There seems to be a certain amount of baggage connected with watching a new Al Pacino film these days.
- It has something to do with watching a force of nature in his seventies humbled by the indignities of time, or
- It is the realization that one of the most prolific American actors is well into the latter part of his career, or
- It forces people to confront their pervasive sense of age discrimination, whether subconscious or intentional, or
- It is a combination of all three.
Regardless of how it adds up, the fact that Al Pacino and Holly Hunter are masters of their craft is undisputed.
It should be a casting dream when an Academy-Award winning actor and actress are paired for a film.
That’s not a given.
Consider the case of Manglehorn, a film by David Gordon Green.
It was filmed, in and around Austin, Texas, for the paltry sum of $4 million dollars back in 2013 and has just been released in theaters and video on demand.
Back in Mr. Pacino’s heyday, the thought of a two-year turnaround time for a film with his involvement would be unimaginable.
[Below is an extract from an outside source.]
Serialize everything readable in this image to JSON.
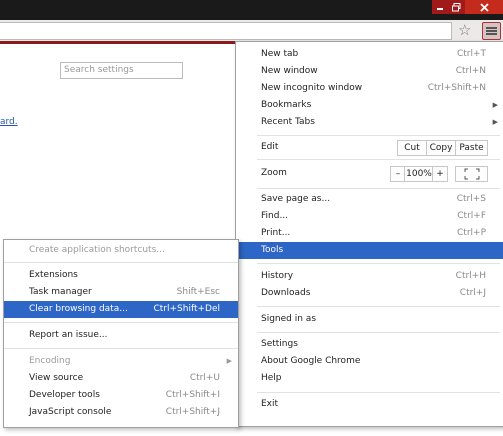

Manglehorn, according to distributor, I.F.C. Films, is the tale of a reclusive locksmith (Pacino) who, years after getting his heart crushed in a failed relationship, finds hope in an unlikely new connection with a friendly woman (Hunter) from the local bank.
Manglehorn must decide whether to pursue the possible potential from the friendship or hold on to his learned behavior born out of heartbreak.
Reviews for Manglehorn vary in scope with the downside citing the film for being dreary and boring with the upside largely praising Pacino’s performance.
Mike D’Angelo, of A.V. Club.com, says that “Pacino is really acting again, which is cause for celebration.”
He also felt that the legendary actor deserved better material.
Katherine Pushkar, of the New York Daily News, felt that Pacino “was heart-breaking when he couldn’t get out of his own way.”
Stephen Witty, of NJ.com, noted that Pacino gave a rare, “subdued” performance.
Bottom line is that Manglehorn is not an easy film to watch.
The titular character, A.J. Manglehorn is an ex-con who decades ago chased a “big job” at the risk of losing the woman he loved.
He rolled the dice and came up empty.
It seems he created a lot of his own misery.
Instead of accepting his loss and moving on, he isolated himself and spends years writing thousands of letters to the long gone woman, all of which are returned unanswered.
He is estranged from his jerk of an adult son and his family.
Drawing even the most microscopic sense of empathy out of such a character takes a masterful performance from a masterful performer.
That’s why we have Al Pacino.
Regardless of how we feel about his recent films, it would be wise to make the most of his performances while we still can for reasons that ought to be obvious.